Meredith: Local Media Needs Protection From Predatory BBC
BBC plans to increase its local news footprint constitute an “unprecedented assault” on independent local media which would create a democratic deficit by putting publishers out of business, News Media Association chief executive Owen Meredith has said.
In an article for The Times today, Mr Meredith said that Nadine Dorries’ appointment as Culture Secretary was the “clearest sign yet” that Boris Johnson plans to reshape the BBC, but those demanding change should be “careful what they wish for.”
“The BBC can and must do more to reflect diverse viewpoints but, in doing so, it must not crowd out a cornerstone of our democracy — the nation’s press — that is forced to compete with the might of the licence fee.

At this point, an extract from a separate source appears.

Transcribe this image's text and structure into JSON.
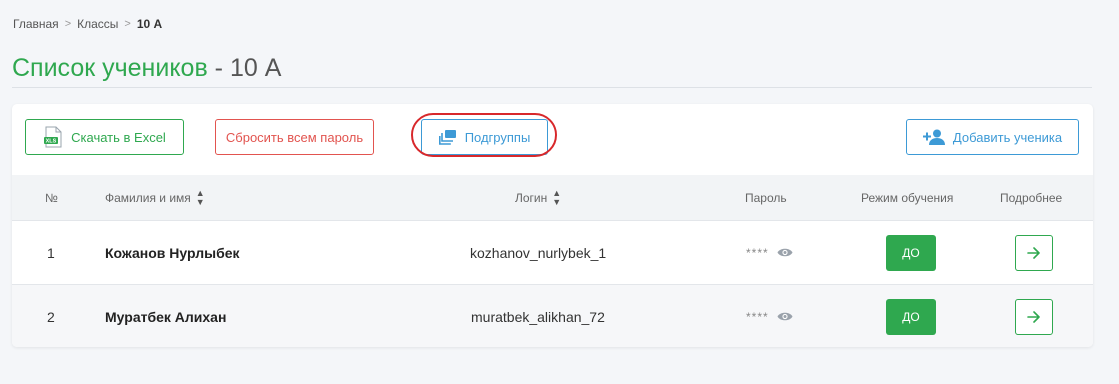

“The corporation has shifted from being our national broadcaster to being its largest online publisher, ploughing huge resources into its websites and digital services. It now publishes daily a vast number of articles, human interest stories, celebrity gossip, recipes and more, all cross-promoted by its broadcast channels, drawing away audiences and revenues from commercial news providers in the process.
“Now, in its BBC Across the UK plans, the Beeb reveals ambitions to use its privileged position to encroach further into local news in an unprecedented assault on the space already well-served by commercial news media.

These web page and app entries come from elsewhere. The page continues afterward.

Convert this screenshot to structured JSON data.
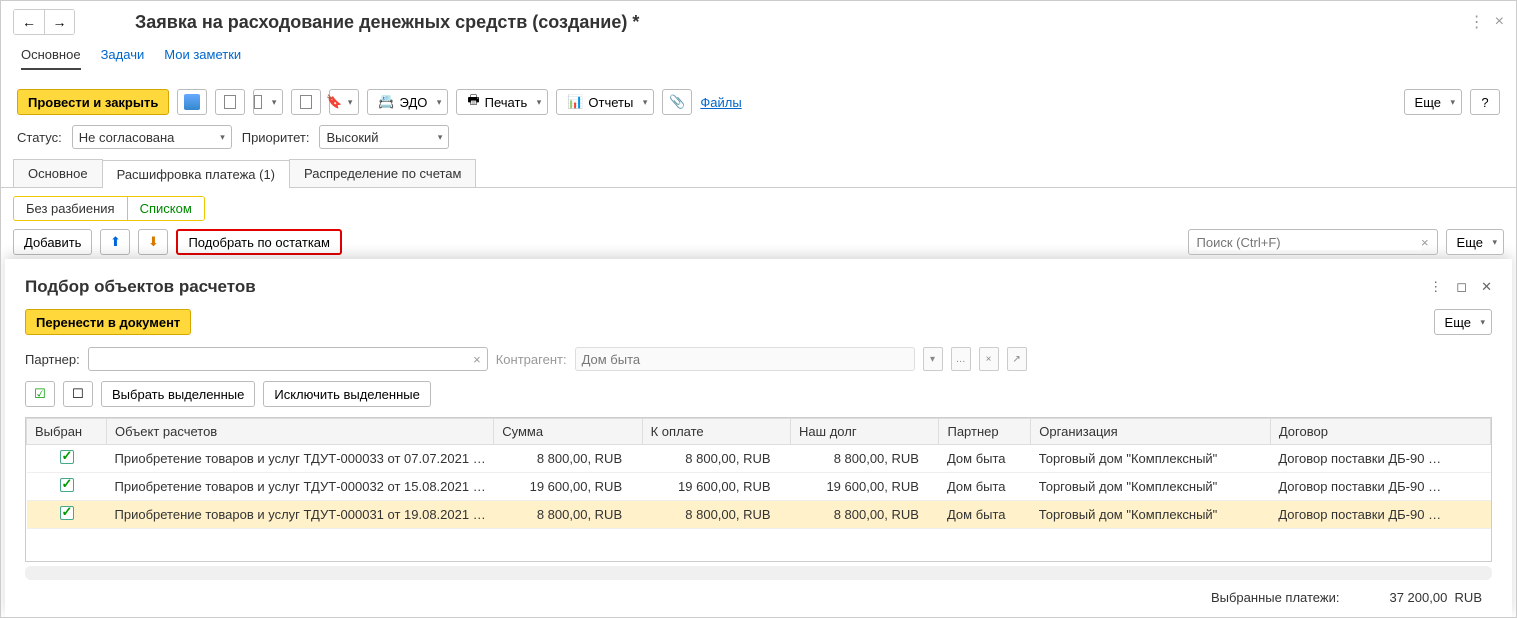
{
  "header": {
    "title": "Заявка на расходование денежных средств (создание) *"
  },
  "subnav": {
    "main": "Основное",
    "tasks": "Задачи",
    "notes": "Мои заметки"
  },
  "toolbar": {
    "post_close": "Провести и закрыть",
    "edo": "ЭДО",
    "print": "Печать",
    "reports": "Отчеты",
    "files": "Файлы",
    "more": "Еще"
  },
  "status": {
    "label": "Статус:",
    "value": "Не согласована",
    "prio_label": "Приоритет:",
    "prio_value": "Высокий"
  },
  "tabs": {
    "main": "Основное",
    "details": "Расшифровка платежа (1)",
    "alloc": "Распределение по счетам"
  },
  "pills": {
    "nosplit": "Без разбиения",
    "list": "Списком"
  },
  "row": {
    "add": "Добавить",
    "pick": "Подобрать по остаткам",
    "search_ph": "Поиск (Ctrl+F)",
    "more": "Еще"
  },
  "panel": {
    "title": "Подбор объектов расчетов",
    "transfer": "Перенести в документ",
    "more": "Еще",
    "partner_label": "Партнер:",
    "contr_label": "Контрагент:",
    "contr_value": "Дом быта",
    "sel_all": "Выбрать выделенные",
    "excl_all": "Исключить выделенные"
  },
  "table": {
    "cols": {
      "sel": "Выбран",
      "obj": "Объект расчетов",
      "sum": "Сумма",
      "topay": "К оплате",
      "debt": "Наш долг",
      "partner": "Партнер",
      "org": "Организация",
      "contract": "Договор"
    },
    "rows": [
      {
        "sel": true,
        "obj": "Приобретение товаров и услуг ТДУТ-000033 от 07.07.2021 …",
        "sum": "8 800,00, RUB",
        "topay": "8 800,00, RUB",
        "debt": "8 800,00, RUB",
        "partner": "Дом быта",
        "org": "Торговый дом \"Комплексный\"",
        "contract": "Договор поставки ДБ-90 …"
      },
      {
        "sel": true,
        "obj": "Приобретение товаров и услуг ТДУТ-000032 от 15.08.2021 …",
        "sum": "19 600,00, RUB",
        "topay": "19 600,00, RUB",
        "debt": "19 600,00, RUB",
        "partner": "Дом быта",
        "org": "Торговый дом \"Комплексный\"",
        "contract": "Договор поставки ДБ-90 …"
      },
      {
        "sel": true,
        "obj": "Приобретение товаров и услуг ТДУТ-000031 от 19.08.2021 …",
        "sum": "8 800,00, RUB",
        "topay": "8 800,00, RUB",
        "debt": "8 800,00, RUB",
        "partner": "Дом быта",
        "org": "Торговый дом \"Комплексный\"",
        "contract": "Договор поставки ДБ-90 …",
        "highlight": true
      }
    ]
  },
  "footer": {
    "label": "Выбранные платежи:",
    "amount": "37 200,00",
    "cur": "RUB"
  }
}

“Despite challenges, 900 local media titles bring quality journalism to 40.6 million people every month via print and digital channels. It’s the local newspaper journalists who spend time scrutinising councils, courts and businesses on behalf of their readers, not the BBC, which is often accused of taking stories from the local press without proper attribution.
“It’s difficult to see how the BBC’s planned assault on the local press squares with its charter requirements to avoid adverse impacts on competition and plurality. The argument that it needs to step into local news to fill a democratic deficit simply doesn’t hold water.
“By increasing its local news footprint, the BBC would create a democratic deficit by putting local publishers out of business. That does nothing to enhance the voice of the overlooked, hold the powerful to account, or sustain media plurality and access to high-quality journalism.”